When I had started the project, I had (and usually have) no idea on how to integrate stuff. So as a natural consequence was to use my already developed LED drivers. But I had in my mind some use cases of this lamp.
It must be connected to a PC, because I want it to be smart, but it need to deliver more power than a USB can do, so it must work also from a DC power supply - this already triggered the firmware generation in my mind, mind compilation has started.
This is the board currently used for providing power to one or more series LED:
And I need 4 of them, because I want my lamp to execute light algorithm with the white too, in order to be an improved RGBW system. That is why I was able to easily use my other board, initially started for general purpose "high power" Arduino equivalent, thought for 4 LED driving system. Here the board, Lino, with no tweaks, still a "vanilla" version:
And I startede thinking to them. So I had this connections in mind:
It turns out that I can directly put them on a breadboard when soldering some headers on the boards. So I have also crinched together an encoder recovered from an old car radio. So that I can do some functional tests and start working on the firmware, too. The LEDs that can be seen in the picture are the classic Luxeon Rebel series, soldered on a board, a satellite board. I was able to use a small heatsink which I bought, being sure that was thermally compatible with my calculations. But the satellite history is something that deserves a separate log.
In the picture above, you can spot that the process of testing the Lino in various operating modes, debug and stresses, added to the board the signs of the mods.

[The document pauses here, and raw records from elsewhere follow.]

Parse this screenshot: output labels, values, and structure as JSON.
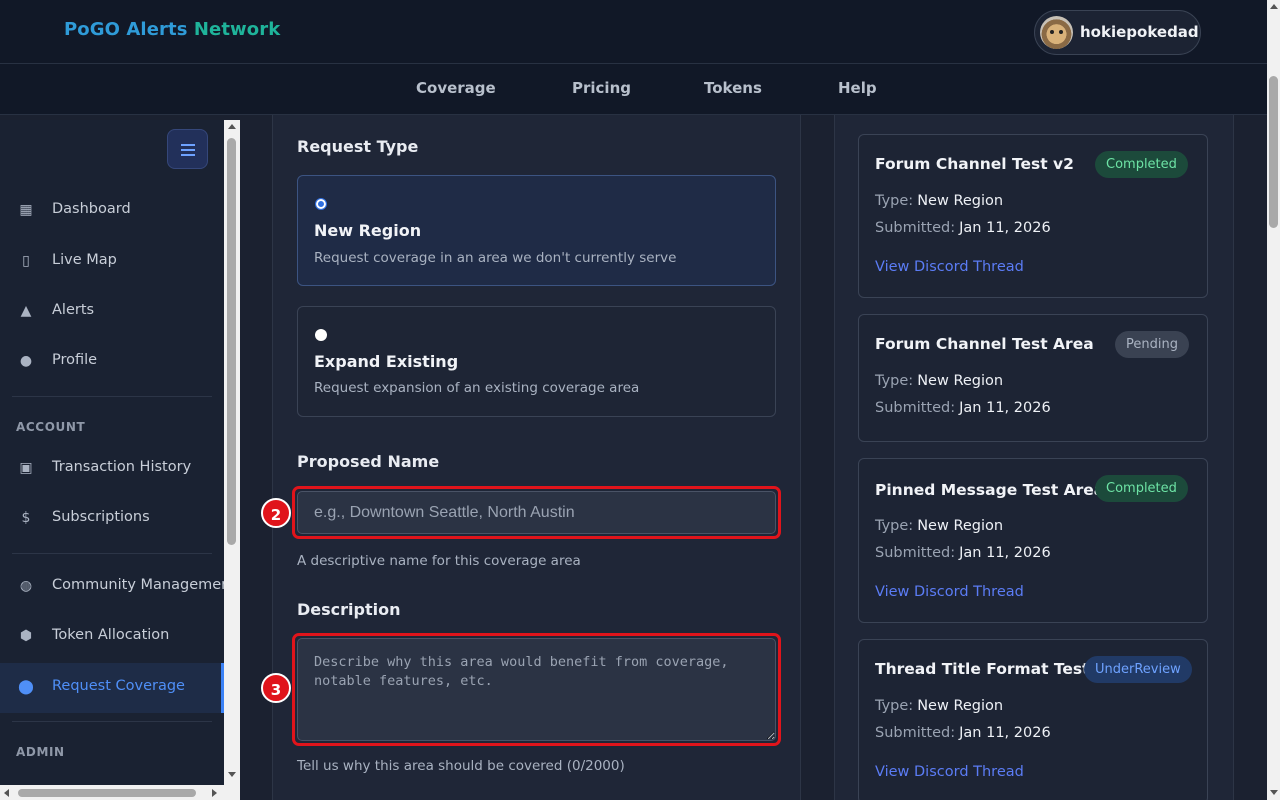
{
  "brand": {
    "part1": "PoGO Alerts ",
    "part2": "Network"
  },
  "user": {
    "name": "hokiepokedad"
  },
  "nav": [
    "Coverage",
    "Pricing",
    "Tokens",
    "Help"
  ],
  "sidebar": {
    "main_items": [
      {
        "label": "Dashboard",
        "icon": "dashboard-icon"
      },
      {
        "label": "Live Map",
        "icon": "map-icon"
      },
      {
        "label": "Alerts",
        "icon": "bell-icon"
      },
      {
        "label": "Profile",
        "icon": "user-icon"
      }
    ],
    "account_heading": "ACCOUNT",
    "account_items": [
      {
        "label": "Transaction History",
        "icon": "payments-icon"
      },
      {
        "label": "Subscriptions",
        "icon": "dollar-icon"
      }
    ],
    "other_items": [
      {
        "label": "Community Management",
        "icon": "globe-icon"
      },
      {
        "label": "Token Allocation",
        "icon": "token-icon"
      },
      {
        "label": "Request Coverage",
        "icon": "location-pin-icon",
        "active": true
      }
    ],
    "admin_heading": "ADMIN"
  },
  "form": {
    "request_type_label": "Request Type",
    "options": [
      {
        "title": "New Region",
        "desc": "Request coverage in an area we don't currently serve",
        "selected": true
      },
      {
        "title": "Expand Existing",
        "desc": "Request expansion of an existing coverage area",
        "selected": false
      }
    ],
    "name_label": "Proposed Name",
    "name_placeholder": "e.g., Downtown Seattle, North Austin",
    "name_value": "",
    "name_help": "A descriptive name for this coverage area",
    "description_label": "Description",
    "description_placeholder": "Describe why this area would benefit from coverage, notable features, etc.",
    "description_value": "",
    "description_help": "Tell us why this area should be covered (0/2000)",
    "markers": [
      "2",
      "3"
    ]
  },
  "requests": [
    {
      "title": "Forum Channel Test v2",
      "status": "Completed",
      "type_label": "Type:",
      "type": "New Region",
      "submitted_label": "Submitted:",
      "submitted": "Jan 11, 2026",
      "link": "View Discord Thread"
    },
    {
      "title": "Forum Channel Test Area",
      "status": "Pending",
      "type_label": "Type:",
      "type": "New Region",
      "submitted_label": "Submitted:",
      "submitted": "Jan 11, 2026"
    },
    {
      "title": "Pinned Message Test Area",
      "status": "Completed",
      "type_label": "Type:",
      "type": "New Region",
      "submitted_label": "Submitted:",
      "submitted": "Jan 11, 2026",
      "link": "View Discord Thread"
    },
    {
      "title": "Thread Title Format Test",
      "status": "UnderReview",
      "type_label": "Type:",
      "type": "New Region",
      "submitted_label": "Submitted:",
      "submitted": "Jan 11, 2026",
      "link": "View Discord Thread"
    }
  ],
  "colors": {
    "accent": "#3b82f6",
    "completed": "#6de3a5",
    "pending": "#aab3c2",
    "review": "#6ea2ff",
    "highlight": "#e0141b"
  }
}
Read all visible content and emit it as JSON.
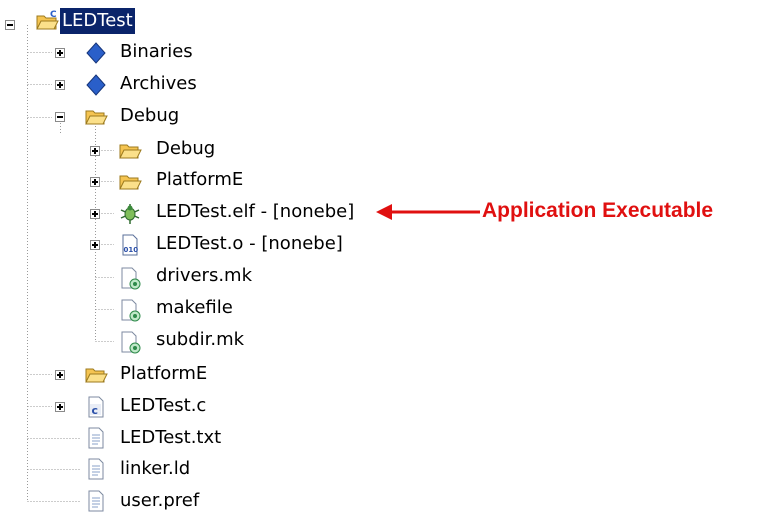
{
  "tree": {
    "root": {
      "label": "LEDTest",
      "icon": "c-project-folder-icon",
      "toggle": "-"
    },
    "items": [
      {
        "label": "Binaries",
        "icon": "binaries-icon",
        "toggle": "+"
      },
      {
        "label": "Archives",
        "icon": "archives-icon",
        "toggle": "+"
      },
      {
        "label": "Debug",
        "icon": "folder-open-icon",
        "toggle": "-"
      },
      {
        "label": "Debug",
        "icon": "folder-icon",
        "toggle": "+"
      },
      {
        "label": "PlatformE",
        "icon": "folder-icon",
        "toggle": "+"
      },
      {
        "label": "LEDTest.elf - [nonebe]",
        "icon": "executable-bug-icon",
        "toggle": "+"
      },
      {
        "label": "LEDTest.o - [nonebe]",
        "icon": "object-file-icon",
        "toggle": "+"
      },
      {
        "label": "drivers.mk",
        "icon": "make-file-icon"
      },
      {
        "label": "makefile",
        "icon": "make-file-icon"
      },
      {
        "label": "subdir.mk",
        "icon": "make-file-icon"
      },
      {
        "label": "PlatformE",
        "icon": "folder-icon",
        "toggle": "+"
      },
      {
        "label": "LEDTest.c",
        "icon": "c-source-file-icon",
        "toggle": "+"
      },
      {
        "label": "LEDTest.txt",
        "icon": "text-file-icon"
      },
      {
        "label": "linker.ld",
        "icon": "text-file-icon"
      },
      {
        "label": "user.pref",
        "icon": "text-file-icon"
      }
    ]
  },
  "annotation": {
    "text": "Application Executable",
    "color": "#e01010"
  },
  "colors": {
    "selection": "#0a246a",
    "tree_lines": "#9a9a9a",
    "folder": "#f5c451",
    "diamond": "#2a5fc9"
  }
}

The overall effect with some basic firmware I have to say it is quite interesting in terms of light and its ambient effect.